Regards from Perth

Derek

Offline ryan_k

  • Posts: 22
Re: Chisels
« Reply #59 on: July 13, 2018, 04:04 PM »
As I predicted six days ago you guys have cost me😊. My new Blue Spruce Toolworks mallets arrived today and I am stoked!Thanks again to Runhard for the referral and to others here that helped to introduce me to BLue Spruce.

Those are gorgeous, what sort of wood is the handle of the square mallet?

Offline Alanbach

  • Posts: 178
Re: Chisels
« Reply #60 on: July 13, 2018, 09:53 PM »
Both handles are Cocobolo. Both heads are figured hard maple.

Festool USA does not pre-approve the contents of this website nor endorse the application or use of any Festool product in any way other than in the manner described in the Festool Instruction Manual. To reduce the risk of serious injury and/or damage to your Festool product, always read, understand and follow all warnings and instructions in your Festool product's Instruction Manual. Although Festool strives for accuracy in the website material, the website may contain inaccuracies. Festool makes no representations about the accuracy, reliability, completeness or timeliness of the material on this website or about the results to be obtained from using the website.

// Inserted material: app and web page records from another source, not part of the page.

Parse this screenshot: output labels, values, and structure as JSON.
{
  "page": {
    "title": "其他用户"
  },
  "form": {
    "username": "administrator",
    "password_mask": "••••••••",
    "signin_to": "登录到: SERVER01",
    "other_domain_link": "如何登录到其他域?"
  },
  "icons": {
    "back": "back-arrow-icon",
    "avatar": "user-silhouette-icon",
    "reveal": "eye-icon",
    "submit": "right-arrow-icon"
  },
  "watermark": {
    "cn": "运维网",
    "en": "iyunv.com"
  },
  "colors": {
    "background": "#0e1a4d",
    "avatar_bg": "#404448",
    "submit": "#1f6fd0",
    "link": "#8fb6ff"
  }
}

Festool and its affiliates cannot be responsible for improper postings or your reliance on the website's material. Your use of any material contained on this website is entirely at your own risk. The content contained on this site is provided for informational purposes only and does not constitute professional advice.